[DATA PROVIDED Boundary: Start]

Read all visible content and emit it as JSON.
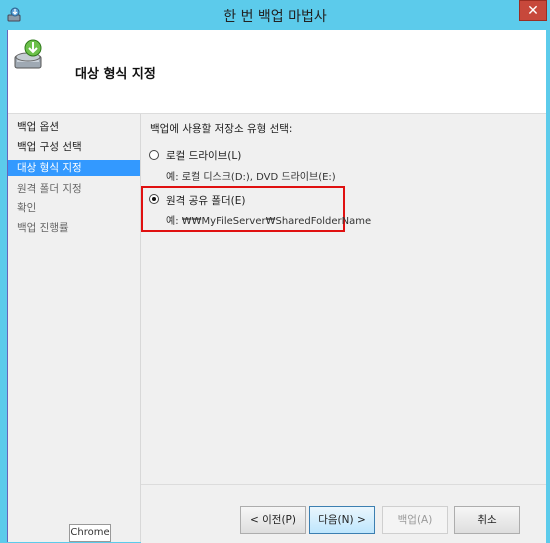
{
  "window": {
    "title": "한 번 백업 마법사",
    "close_label": "✕"
  },
  "header": {
    "title": "대상 형식 지정",
    "icon": "backup-drive-icon"
  },
  "sidebar": {
    "items": [
      {
        "label": "백업 옵션"
      },
      {
        "label": "백업 구성 선택"
      },
      {
        "label": "대상 형식 지정"
      },
      {
        "label": "원격 폴더 지정"
      },
      {
        "label": "확인"
      },
      {
        "label": "백업 진행률"
      }
    ],
    "active_index": 2
  },
  "taskbar_tooltip": "Chrome",
  "main": {
    "instruction": "백업에 사용할 저장소 유형 선택:",
    "options": [
      {
        "label": "로컬 드라이브(L)",
        "example": "예: 로컬 디스크(D:), DVD 드라이브(E:)",
        "selected": false
      },
      {
        "label": "원격 공유 폴더(E)",
        "example": "예: ₩₩MyFileServer₩SharedFolderName",
        "selected": true
      }
    ]
  },
  "footer": {
    "prev_label": "< 이전(P)",
    "next_label": "다음(N) >",
    "backup_label": "백업(A)",
    "cancel_label": "취소"
  },
  "colors": {
    "titlebar": "#5ccbeb",
    "highlight": "#e01010",
    "active_nav": "#3399ff"
  }
}
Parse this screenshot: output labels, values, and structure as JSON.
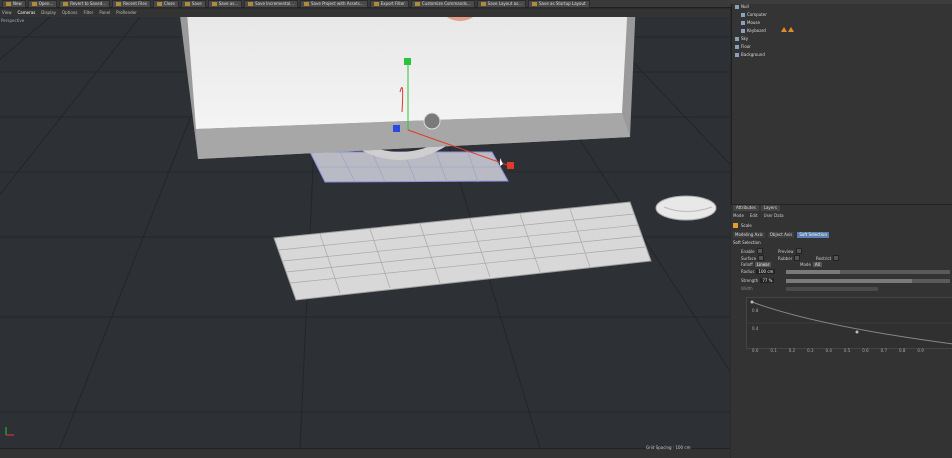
{
  "toolbar": {
    "items": [
      "New",
      "Open...",
      "Revert to Saved...",
      "Recent Files",
      "Close",
      "Save",
      "Save as...",
      "Save Incremental...",
      "Save Project with Assets...",
      "Export Filter",
      "Customize Commands...",
      "Save Layout as...",
      "Save as Startup Layout"
    ]
  },
  "viewport_menu": [
    "View",
    "Cameras",
    "Display",
    "Options",
    "Filter",
    "Panel",
    "ProRender"
  ],
  "viewport_label": "Perspective",
  "grid_spacing": "Grid Spacing : 100 cm",
  "objects": {
    "items": [
      "Null",
      "Computer",
      "Mouse",
      "Keyboard",
      "Sky",
      "Floor",
      "Background"
    ]
  },
  "attributes": {
    "tabs": [
      "Attributes",
      "Layers"
    ],
    "menu": [
      "Mode",
      "Edit",
      "User Data"
    ],
    "title": "Scale",
    "subtabs": [
      "Modeling Axis",
      "Object Axis",
      "Soft Selection"
    ],
    "section": "Soft Selection",
    "enable_label": "Enable",
    "preview_label": "Preview",
    "surface_label": "Surface",
    "rubber_label": "Rubber",
    "restrict_label": "Restrict",
    "falloff_label": "Falloff",
    "falloff_value": "Linear",
    "mode_label": "Mode",
    "mode_value": "All",
    "radius_label": "Radius",
    "radius_value": "100 cm",
    "strength_label": "Strength",
    "strength_value": "77 %",
    "width_label": "Width",
    "radius_fraction": 0.33,
    "strength_fraction": 0.77,
    "curve_x_ticks": [
      "0.0",
      "0.1",
      "0.2",
      "0.3",
      "0.4",
      "0.5",
      "0.6",
      "0.7",
      "0.8",
      "0.9"
    ],
    "curve_y_ticks": [
      "0.8",
      "0.4"
    ]
  },
  "colors": {
    "accent": "#5a7fb0",
    "axis_x": "#e03a2a",
    "axis_y": "#2ac43a",
    "axis_z": "#2a4ae0"
  }
}
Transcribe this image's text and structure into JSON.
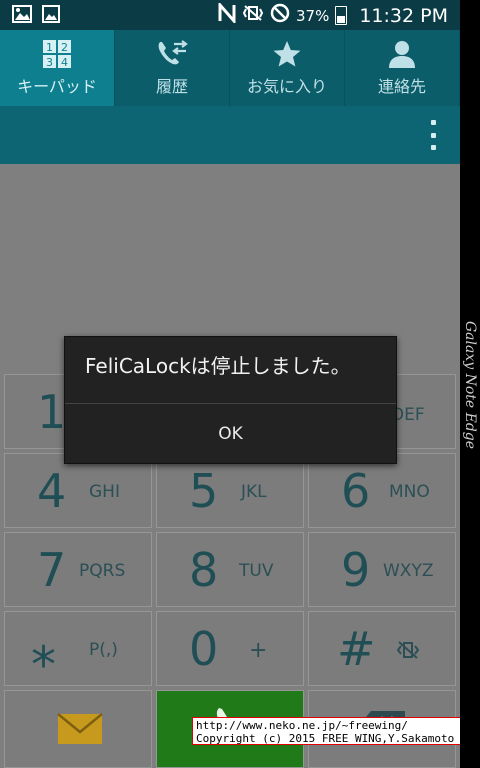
{
  "status_bar": {
    "battery": "37%",
    "time": "11:32 PM"
  },
  "tabs": [
    {
      "label": "キーパッド",
      "icon": "keypad-icon",
      "active": true
    },
    {
      "label": "履歴",
      "icon": "call-log-icon",
      "active": false
    },
    {
      "label": "お気に入り",
      "icon": "star-icon",
      "active": false
    },
    {
      "label": "連絡先",
      "icon": "person-icon",
      "active": false
    }
  ],
  "keypad_icon_digits": [
    "1",
    "2",
    "3",
    "4"
  ],
  "keys": [
    {
      "digit": "1",
      "letters": ""
    },
    {
      "digit": "",
      "letters": ""
    },
    {
      "digit": "",
      "letters": "DEF"
    },
    {
      "digit": "4",
      "letters": "GHI"
    },
    {
      "digit": "5",
      "letters": "JKL"
    },
    {
      "digit": "6",
      "letters": "MNO"
    },
    {
      "digit": "7",
      "letters": "PQRS"
    },
    {
      "digit": "8",
      "letters": "TUV"
    },
    {
      "digit": "9",
      "letters": "WXYZ"
    },
    {
      "digit": "⁎",
      "letters": "P(,)"
    },
    {
      "digit": "0",
      "letters": "+"
    },
    {
      "digit": "#",
      "letters": ""
    }
  ],
  "dialog": {
    "message": "FeliCaLockは停止しました。",
    "button": "OK"
  },
  "device_label": "Galaxy Note Edge",
  "watermark": {
    "line1": "http://www.neko.ne.jp/~freewing/",
    "line2": "Copyright (c) 2015 FREE WING,Y.Sakamoto"
  },
  "colors": {
    "status_bar": "#0b3b44",
    "tab_bar": "#0b5d6a",
    "tab_active": "#0e7f8f",
    "action_bar": "#0d6573",
    "call_button": "#1f7a17",
    "dialog_bg": "#222222"
  }
}
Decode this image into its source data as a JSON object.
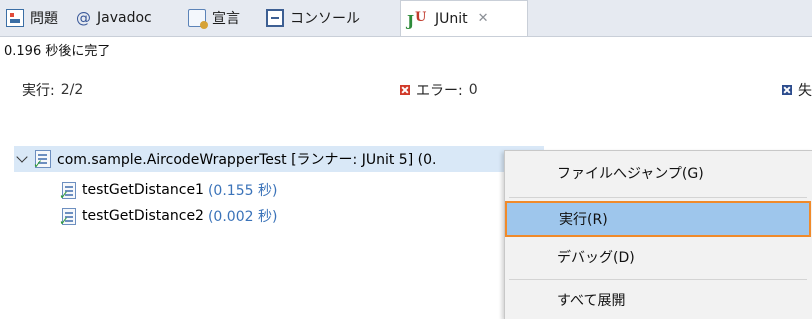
{
  "tabs": [
    {
      "label": "問題",
      "icon": "problems-icon"
    },
    {
      "label": "Javadoc",
      "icon": "at-icon"
    },
    {
      "label": "宣言",
      "icon": "declaration-icon"
    },
    {
      "label": "コンソール",
      "icon": "console-icon"
    },
    {
      "label": "JUnit",
      "icon": "junit-icon",
      "active": true
    }
  ],
  "status": {
    "elapsed": "0.196 秒後に完了"
  },
  "counters": {
    "runs_label": "実行:",
    "runs_value": "2/2",
    "errors_label": "エラー:",
    "errors_value": "0",
    "failures_label": "失"
  },
  "tree": {
    "root": "com.sample.AircodeWrapperTest [ランナー: JUnit 5] (0.",
    "tests": [
      {
        "name": "testGetDistance1",
        "time": "(0.155 秒)"
      },
      {
        "name": "testGetDistance2",
        "time": "(0.002 秒)"
      }
    ]
  },
  "context_menu": {
    "items": [
      {
        "label": "ファイルへジャンプ(G)"
      },
      {
        "label": "実行(R)",
        "highlighted": true
      },
      {
        "label": "デバッグ(D)"
      },
      {
        "label": "すべて展開"
      }
    ]
  },
  "colors": {
    "selection": "#d9e8f7",
    "menu_highlight": "#9ec6ec",
    "highlight_border": "#f08a2a",
    "time_text": "#3b73b9"
  }
}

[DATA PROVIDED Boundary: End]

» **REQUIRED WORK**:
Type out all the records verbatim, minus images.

» **SOLUTION TO THIS TASK**:
Read all visible content and emit it as JSON.
{
  "window": {
    "title": "한 번 백업 마법사",
    "close_label": "✕"
  },
  "header": {
    "title": "대상 형식 지정",
    "icon": "backup-drive-icon"
  },
  "sidebar": {
    "items": [
      {
        "label": "백업 옵션"
      },
      {
        "label": "백업 구성 선택"
      },
      {
        "label": "대상 형식 지정"
      },
      {
        "label": "원격 폴더 지정"
      },
      {
        "label": "확인"
      },
      {
        "label": "백업 진행률"
      }
    ],
    "active_index": 2
  },
  "taskbar_tooltip": "Chrome",
  "main": {
    "instruction": "백업에 사용할 저장소 유형 선택:",
    "options": [
      {
        "label": "로컬 드라이브(L)",
        "example": "예: 로컬 디스크(D:), DVD 드라이브(E:)",
        "selected": false
      },
      {
        "label": "원격 공유 폴더(E)",
        "example": "예: ₩₩MyFileServer₩SharedFolderName",
        "selected": true
      }
    ]
  },
  "footer": {
    "prev_label": "< 이전(P)",
    "next_label": "다음(N) >",
    "backup_label": "백업(A)",
    "cancel_label": "취소"
  },
  "colors": {
    "titlebar": "#5ccbeb",
    "highlight": "#e01010",
    "active_nav": "#3399ff"
  }
}
Parse this screenshot: output labels, values, and structure as JSON.
{
  "toolbar": {
    "items": [
      "New",
      "Open...",
      "Revert to Saved...",
      "Recent Files",
      "Close",
      "Save",
      "Save as...",
      "Save Incremental...",
      "Save Project with Assets...",
      "Export Filter",
      "Customize Commands...",
      "Save Layout as...",
      "Save as Startup Layout"
    ]
  },
  "viewport_menu": [
    "View",
    "Cameras",
    "Display",
    "Options",
    "Filter",
    "Panel",
    "ProRender"
  ],
  "viewport_label": "Perspective",
  "grid_spacing": "Grid Spacing : 100 cm",
  "objects": {
    "items": [
      "Null",
      "Computer",
      "Mouse",
      "Keyboard",
      "Sky",
      "Floor",
      "Background"
    ]
  },
  "attributes": {
    "tabs": [
      "Attributes",
      "Layers"
    ],
    "menu": [
      "Mode",
      "Edit",
      "User Data"
    ],
    "title": "Scale",
    "subtabs": [
      "Modeling Axis",
      "Object Axis",
      "Soft Selection"
    ],
    "section": "Soft Selection",
    "enable_label": "Enable",
    "preview_label": "Preview",
    "surface_label": "Surface",
    "rubber_label": "Rubber",
    "restrict_label": "Restrict",
    "falloff_label": "Falloff",
    "falloff_value": "Linear",
    "mode_label": "Mode",
    "mode_value": "All",
    "radius_label": "Radius",
    "radius_value": "100 cm",
    "strength_label": "Strength",
    "strength_value": "77 %",
    "width_label": "Width",
    "radius_fraction": 0.33,
    "strength_fraction": 0.77,
    "curve_x_ticks": [
      "0.0",
      "0.1",
      "0.2",
      "0.3",
      "0.4",
      "0.5",
      "0.6",
      "0.7",
      "0.8",
      "0.9"
    ],
    "curve_y_ticks": [
      "0.8",
      "0.4"
    ]
  },
  "colors": {
    "accent": "#5a7fb0",
    "axis_x": "#e03a2a",
    "axis_y": "#2ac43a",
    "axis_z": "#2a4ae0"
  }
}
Transcribe this image's text and structure into JSON.
{
  "status_bar": {
    "battery": "37%",
    "time": "11:32 PM"
  },
  "tabs": [
    {
      "label": "キーパッド",
      "icon": "keypad-icon",
      "active": true
    },
    {
      "label": "履歴",
      "icon": "call-log-icon",
      "active": false
    },
    {
      "label": "お気に入り",
      "icon": "star-icon",
      "active": false
    },
    {
      "label": "連絡先",
      "icon": "person-icon",
      "active": false
    }
  ],
  "keypad_icon_digits": [
    "1",
    "2",
    "3",
    "4"
  ],
  "keys": [
    {
      "digit": "1",
      "letters": ""
    },
    {
      "digit": "",
      "letters": ""
    },
    {
      "digit": "",
      "letters": "DEF"
    },
    {
      "digit": "4",
      "letters": "GHI"
    },
    {
      "digit": "5",
      "letters": "JKL"
    },
    {
      "digit": "6",
      "letters": "MNO"
    },
    {
      "digit": "7",
      "letters": "PQRS"
    },
    {
      "digit": "8",
      "letters": "TUV"
    },
    {
      "digit": "9",
      "letters": "WXYZ"
    },
    {
      "digit": "⁎",
      "letters": "P(,)"
    },
    {
      "digit": "0",
      "letters": "+"
    },
    {
      "digit": "#",
      "letters": ""
    }
  ],
  "dialog": {
    "message": "FeliCaLockは停止しました。",
    "button": "OK"
  },
  "device_label": "Galaxy Note Edge",
  "watermark": {
    "line1": "http://www.neko.ne.jp/~freewing/",
    "line2": "Copyright (c) 2015 FREE WING,Y.Sakamoto"
  },
  "colors": {
    "status_bar": "#0b3b44",
    "tab_bar": "#0b5d6a",
    "tab_active": "#0e7f8f",
    "action_bar": "#0d6573",
    "call_button": "#1f7a17",
    "dialog_bg": "#222222"
  }
}
Decode this image into its source data as a JSON object.
{
  "tabs": [
    {
      "label": "問題",
      "icon": "problems-icon"
    },
    {
      "label": "Javadoc",
      "icon": "at-icon"
    },
    {
      "label": "宣言",
      "icon": "declaration-icon"
    },
    {
      "label": "コンソール",
      "icon": "console-icon"
    },
    {
      "label": "JUnit",
      "icon": "junit-icon",
      "active": true
    }
  ],
  "status": {
    "elapsed": "0.196 秒後に完了"
  },
  "counters": {
    "runs_label": "実行:",
    "runs_value": "2/2",
    "errors_label": "エラー:",
    "errors_value": "0",
    "failures_label": "失"
  },
  "tree": {
    "root": "com.sample.AircodeWrapperTest [ランナー: JUnit 5] (0.",
    "tests": [
      {
        "name": "testGetDistance1",
        "time": "(0.155 秒)"
      },
      {
        "name": "testGetDistance2",
        "time": "(0.002 秒)"
      }
    ]
  },
  "context_menu": {
    "items": [
      {
        "label": "ファイルへジャンプ(G)"
      },
      {
        "label": "実行(R)",
        "highlighted": true
      },
      {
        "label": "デバッグ(D)"
      },
      {
        "label": "すべて展開"
      }
    ]
  },
  "colors": {
    "selection": "#d9e8f7",
    "menu_highlight": "#9ec6ec",
    "highlight_border": "#f08a2a",
    "time_text": "#3b73b9"
  }
}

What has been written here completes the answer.